Data to use:

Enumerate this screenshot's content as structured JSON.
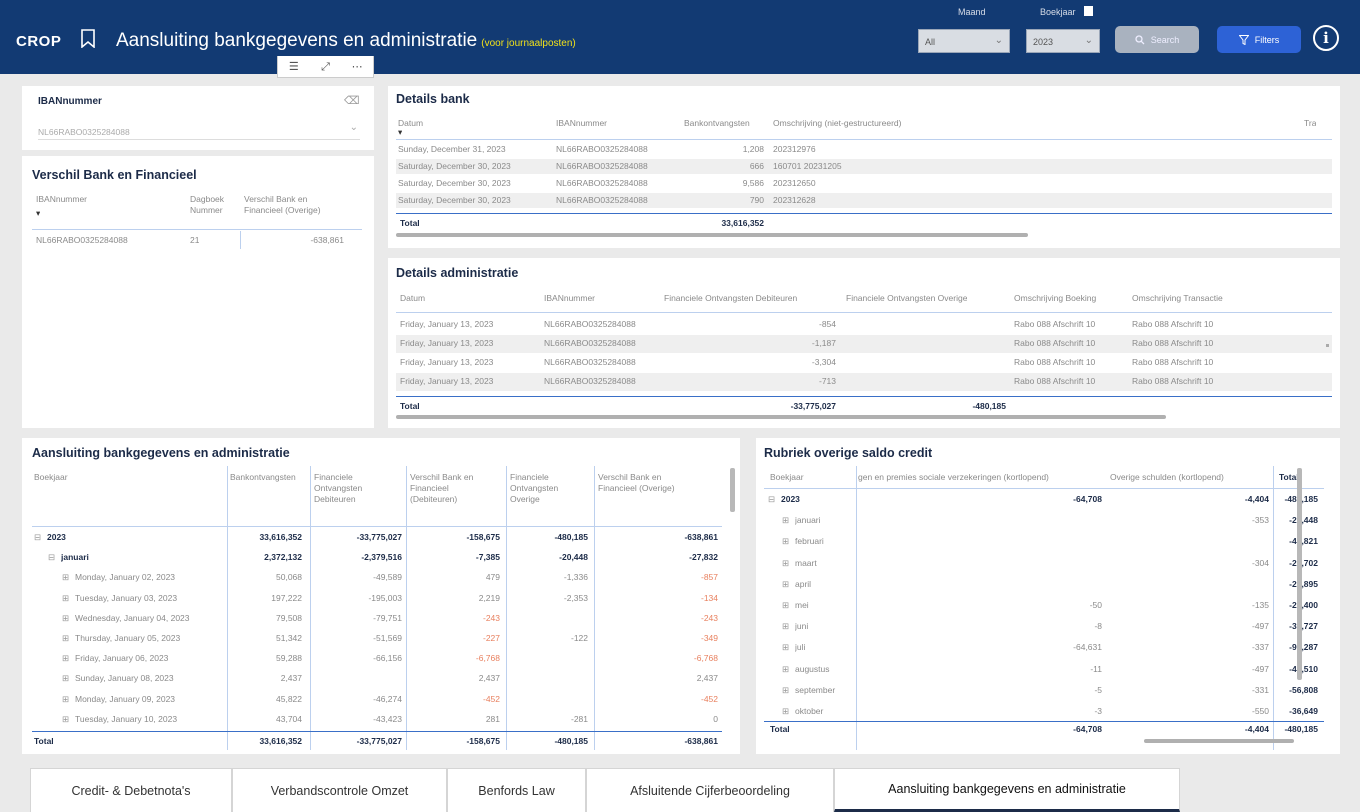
{
  "header": {
    "logo": "CROP",
    "title": "Aansluiting bankgegevens en administratie",
    "subtitle": "(voor journaalposten)",
    "maand_label": "Maand",
    "maand_value": "All",
    "boekjaar_label": "Boekjaar",
    "boekjaar_value": "2023",
    "search_label": "Search",
    "filters_label": "Filters",
    "info": "i"
  },
  "iban_slicer": {
    "title": "IBANnummer",
    "value": "NL66RABO0325284088"
  },
  "verschil": {
    "title": "Verschil Bank en Financieel",
    "col1": "IBANnummer",
    "col2a": "Dagboek",
    "col2b": "Nummer",
    "col3a": "Verschil Bank en",
    "col3b": "Financieel (Overige)",
    "row": {
      "iban": "NL66RABO0325284088",
      "dagboek": "21",
      "verschil": "-638,861"
    }
  },
  "details_bank": {
    "title": "Details bank",
    "headers": [
      "Datum",
      "IBANnummer",
      "Bankontvangsten",
      "Omschrijving (niet-gestructureerd)",
      "Tra"
    ],
    "rows": [
      [
        "Sunday, December 31, 2023",
        "NL66RABO0325284088",
        "1,208",
        "202312976"
      ],
      [
        "Saturday, December 30, 2023",
        "NL66RABO0325284088",
        "666",
        "160701 20231205"
      ],
      [
        "Saturday, December 30, 2023",
        "NL66RABO0325284088",
        "9,586",
        "202312650"
      ],
      [
        "Saturday, December 30, 2023",
        "NL66RABO0325284088",
        "790",
        "202312628"
      ]
    ],
    "total_label": "Total",
    "total_value": "33,616,352"
  },
  "details_admin": {
    "title": "Details administratie",
    "headers": [
      "Datum",
      "IBANnummer",
      "Financiele Ontvangsten Debiteuren",
      "Financiele Ontvangsten Overige",
      "Omschrijving Boeking",
      "Omschrijving Transactie"
    ],
    "rows": [
      [
        "Friday, January 13, 2023",
        "NL66RABO0325284088",
        "-854",
        "",
        "Rabo 088 Afschrift 10",
        "Rabo 088 Afschrift 10"
      ],
      [
        "Friday, January 13, 2023",
        "NL66RABO0325284088",
        "-1,187",
        "",
        "Rabo 088 Afschrift 10",
        "Rabo 088 Afschrift 10"
      ],
      [
        "Friday, January 13, 2023",
        "NL66RABO0325284088",
        "-3,304",
        "",
        "Rabo 088 Afschrift 10",
        "Rabo 088 Afschrift 10"
      ],
      [
        "Friday, January 13, 2023",
        "NL66RABO0325284088",
        "-713",
        "",
        "Rabo 088 Afschrift 10",
        "Rabo 088 Afschrift 10"
      ]
    ],
    "total_label": "Total",
    "total_deb": "-33,775,027",
    "total_ov": "-480,185"
  },
  "aansluiting": {
    "title": "Aansluiting bankgegevens en administratie",
    "headers": [
      "Boekjaar",
      "Bankontvangsten",
      "Financiele Ontvangsten Debiteuren",
      "Verschil Bank en Financieel (Debiteuren)",
      "Financiele Ontvangsten Overige",
      "Verschil Bank en Financieel (Overige)"
    ],
    "rows": [
      {
        "label": "2023",
        "level": 0,
        "toggle": "⊟",
        "bold": true,
        "v": [
          "33,616,352",
          "-33,775,027",
          "-158,675",
          "-480,185",
          "-638,861"
        ],
        "red": [
          false,
          false,
          false,
          false,
          false
        ]
      },
      {
        "label": "januari",
        "level": 1,
        "toggle": "⊟",
        "bold": true,
        "v": [
          "2,372,132",
          "-2,379,516",
          "-7,385",
          "-20,448",
          "-27,832"
        ],
        "red": [
          false,
          false,
          false,
          false,
          false
        ]
      },
      {
        "label": "Monday, January 02, 2023",
        "level": 2,
        "toggle": "⊞",
        "bold": false,
        "v": [
          "50,068",
          "-49,589",
          "479",
          "-1,336",
          "-857"
        ],
        "red": [
          false,
          false,
          false,
          false,
          true
        ]
      },
      {
        "label": "Tuesday, January 03, 2023",
        "level": 2,
        "toggle": "⊞",
        "bold": false,
        "v": [
          "197,222",
          "-195,003",
          "2,219",
          "-2,353",
          "-134"
        ],
        "red": [
          false,
          false,
          false,
          false,
          true
        ]
      },
      {
        "label": "Wednesday, January 04, 2023",
        "level": 2,
        "toggle": "⊞",
        "bold": false,
        "v": [
          "79,508",
          "-79,751",
          "-243",
          "",
          "-243"
        ],
        "red": [
          false,
          false,
          true,
          false,
          true
        ]
      },
      {
        "label": "Thursday, January 05, 2023",
        "level": 2,
        "toggle": "⊞",
        "bold": false,
        "v": [
          "51,342",
          "-51,569",
          "-227",
          "-122",
          "-349"
        ],
        "red": [
          false,
          false,
          true,
          false,
          true
        ]
      },
      {
        "label": "Friday, January 06, 2023",
        "level": 2,
        "toggle": "⊞",
        "bold": false,
        "v": [
          "59,288",
          "-66,156",
          "-6,768",
          "",
          "-6,768"
        ],
        "red": [
          false,
          false,
          true,
          false,
          true
        ]
      },
      {
        "label": "Sunday, January 08, 2023",
        "level": 2,
        "toggle": "⊞",
        "bold": false,
        "v": [
          "2,437",
          "",
          "2,437",
          "",
          "2,437"
        ],
        "red": [
          false,
          false,
          false,
          false,
          false
        ]
      },
      {
        "label": "Monday, January 09, 2023",
        "level": 2,
        "toggle": "⊞",
        "bold": false,
        "v": [
          "45,822",
          "-46,274",
          "-452",
          "",
          "-452"
        ],
        "red": [
          false,
          false,
          true,
          false,
          true
        ]
      },
      {
        "label": "Tuesday, January 10, 2023",
        "level": 2,
        "toggle": "⊞",
        "bold": false,
        "v": [
          "43,704",
          "-43,423",
          "281",
          "-281",
          "0"
        ],
        "red": [
          false,
          false,
          false,
          false,
          false
        ]
      }
    ],
    "total": [
      "Total",
      "33,616,352",
      "-33,775,027",
      "-158,675",
      "-480,185",
      "-638,861"
    ]
  },
  "rubriek": {
    "title": "Rubriek overige saldo credit",
    "headers": [
      "Boekjaar",
      "gen en premies sociale verzekeringen (kortlopend)",
      "Overige schulden (kortlopend)",
      "Total"
    ],
    "rows": [
      {
        "label": "2023",
        "level": 0,
        "toggle": "⊟",
        "bold": true,
        "v": [
          "-64,708",
          "-4,404",
          "-480,185"
        ]
      },
      {
        "label": "januari",
        "level": 1,
        "toggle": "⊞",
        "bold": false,
        "v": [
          "",
          "-353",
          "-20,448"
        ]
      },
      {
        "label": "februari",
        "level": 1,
        "toggle": "⊞",
        "bold": false,
        "v": [
          "",
          "",
          "-41,821"
        ]
      },
      {
        "label": "maart",
        "level": 1,
        "toggle": "⊞",
        "bold": false,
        "v": [
          "",
          "-304",
          "-23,702"
        ]
      },
      {
        "label": "april",
        "level": 1,
        "toggle": "⊞",
        "bold": false,
        "v": [
          "",
          "",
          "-29,895"
        ]
      },
      {
        "label": "mei",
        "level": 1,
        "toggle": "⊞",
        "bold": false,
        "v": [
          "-50",
          "-135",
          "-28,400"
        ]
      },
      {
        "label": "juni",
        "level": 1,
        "toggle": "⊞",
        "bold": false,
        "v": [
          "-8",
          "-497",
          "-30,727"
        ]
      },
      {
        "label": "juli",
        "level": 1,
        "toggle": "⊞",
        "bold": false,
        "v": [
          "-64,631",
          "-337",
          "-95,287"
        ]
      },
      {
        "label": "augustus",
        "level": 1,
        "toggle": "⊞",
        "bold": false,
        "v": [
          "-11",
          "-497",
          "-44,510"
        ]
      },
      {
        "label": "september",
        "level": 1,
        "toggle": "⊞",
        "bold": false,
        "v": [
          "-5",
          "-331",
          "-56,808"
        ]
      },
      {
        "label": "oktober",
        "level": 1,
        "toggle": "⊞",
        "bold": false,
        "v": [
          "-3",
          "-550",
          "-36,649"
        ]
      }
    ],
    "total": [
      "Total",
      "-64,708",
      "-4,404",
      "-480,185"
    ]
  },
  "tabs": [
    {
      "label": "Credit- & Debetnota's",
      "active": false
    },
    {
      "label": "Verbandscontrole Omzet",
      "active": false
    },
    {
      "label": "Benfords Law",
      "active": false
    },
    {
      "label": "Afsluitende Cijferbeoordeling",
      "active": false
    },
    {
      "label": "Aansluiting bankgegevens en administratie",
      "active": true
    }
  ],
  "colors": {
    "header": "#123a73",
    "accent_yellow": "#f1e11a",
    "filters_button": "#2d62d6",
    "negative_diff": "#e8805f"
  }
}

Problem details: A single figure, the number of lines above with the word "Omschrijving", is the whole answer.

Solution for this task: 3